Maids and the long royal lady.
They have got rid of the men,

The blunt, clumsy stumblers, the boors.
Winter is for women ----
The woman, still at her knitting,
At the cradle of Spanis walnut,
Her body a bulb in the cold and too dumb to think.

Will the hive survive, will the gladiolas
Succeed in banking their fires
To enter another year?
What will they taste of, the Christmas roses?
The bees are flying. They taste the spring.

Sylvia Plath


wunelle said...

It's all quite fabulous.

I read The Bell Jar some years ago, but never spent any time on her poetry (on poetry generally, it must be said). But there's something about what you've put here that's haunting and direct.

I need to pay more attention.

Eli Blake said...

How old was her daughter at the time of her death?

I once knew a girl whose mother had committed suicide by sitting in a car in a closed garage with the engine idling, and the girl I knew was never quite right. She was obsessed with that day and blamed herself for her mother's suicide (though she was only about nine or ten when it happened). I knew her when she was about twenty, and she had already dropped out of high school, had at least three abortions that I know of, had been in and out of jail several times (including for prostitution) and had a serious substance abuse problem with both alcohol (I met her in AA) and a variety of illegal drugs. Even when she was sober she was always hearing voices and believed that the devil was following her. I don't know if she ever turned it around but if she didn't then I wouldn't be a bit surprised to find out that she was dead by now.

It sounds like Frieda didn't turn out that way, but a parent killing themselves is an inexplicable tragedy in the life of a child, and one that the child will (almost always wrongly) blame themselves for.
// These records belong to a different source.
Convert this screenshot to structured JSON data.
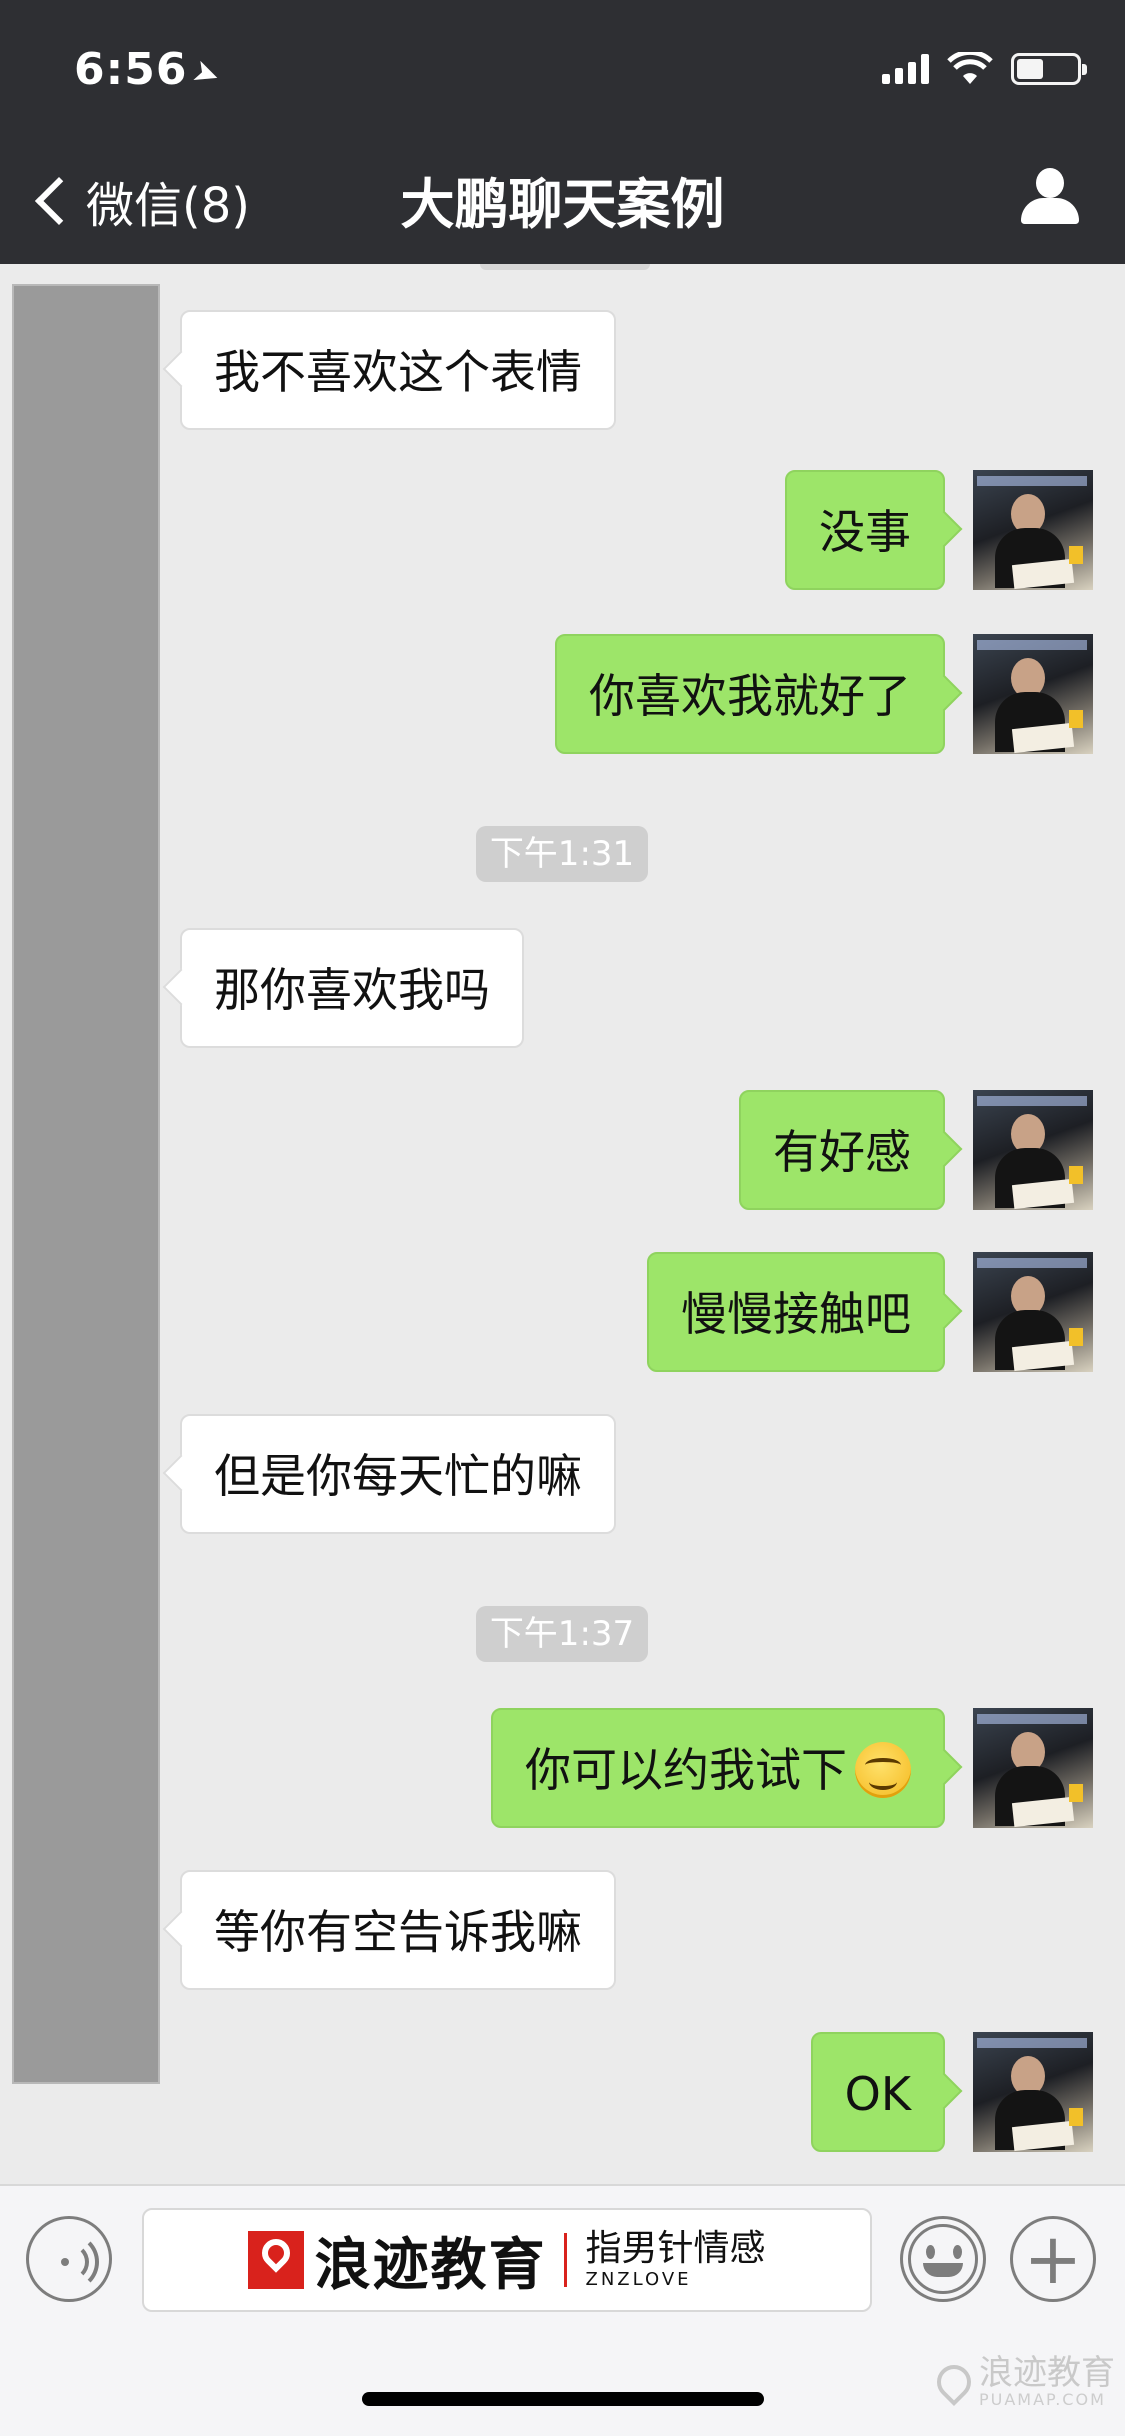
{
  "status": {
    "time": "6:56",
    "location_icon": "location-arrow-icon"
  },
  "nav": {
    "back_label": "微信(8)",
    "title": "大鹏聊天案例",
    "profile_icon": "person-icon"
  },
  "colors": {
    "header_bg": "#2e2f33",
    "chat_bg": "#ebebeb",
    "outgoing_bubble": "#9de569",
    "incoming_bubble": "#ffffff",
    "timestamp_pill": "#cfcfcf",
    "brand_red": "#d9221c"
  },
  "messages": [
    {
      "side": "in",
      "text": "我不喜欢这个表情"
    },
    {
      "side": "out",
      "text": "没事"
    },
    {
      "side": "out",
      "text": "你喜欢我就好了"
    },
    {
      "type": "time",
      "text": "下午1:31"
    },
    {
      "side": "in",
      "text": "那你喜欢我吗"
    },
    {
      "side": "out",
      "text": "有好感"
    },
    {
      "side": "out",
      "text": "慢慢接触吧"
    },
    {
      "side": "in",
      "text": "但是你每天忙的嘛"
    },
    {
      "type": "time",
      "text": "下午1:37"
    },
    {
      "side": "out",
      "text": "你可以约我试下",
      "emoji": "grinning-face-emoji"
    },
    {
      "side": "in",
      "text": "等你有空告诉我嘛"
    },
    {
      "side": "out",
      "text": "OK"
    }
  ],
  "input_bar": {
    "voice_icon": "voice-icon",
    "emoji_icon": "emoji-icon",
    "plus_icon": "plus-icon",
    "plus_glyph": "+",
    "ad": {
      "brand": "浪迹教育",
      "slogan": "指男针情感",
      "sub": "ZNZLOVE"
    }
  },
  "watermark": {
    "cn": "浪迹教育",
    "en": "PUAMAP.COM"
  }
}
Mental illness isn't supposed to be contagious, but I wonder sometimes...

shrimplate said...

Frieda was over 2&1/2, and Nick was 1.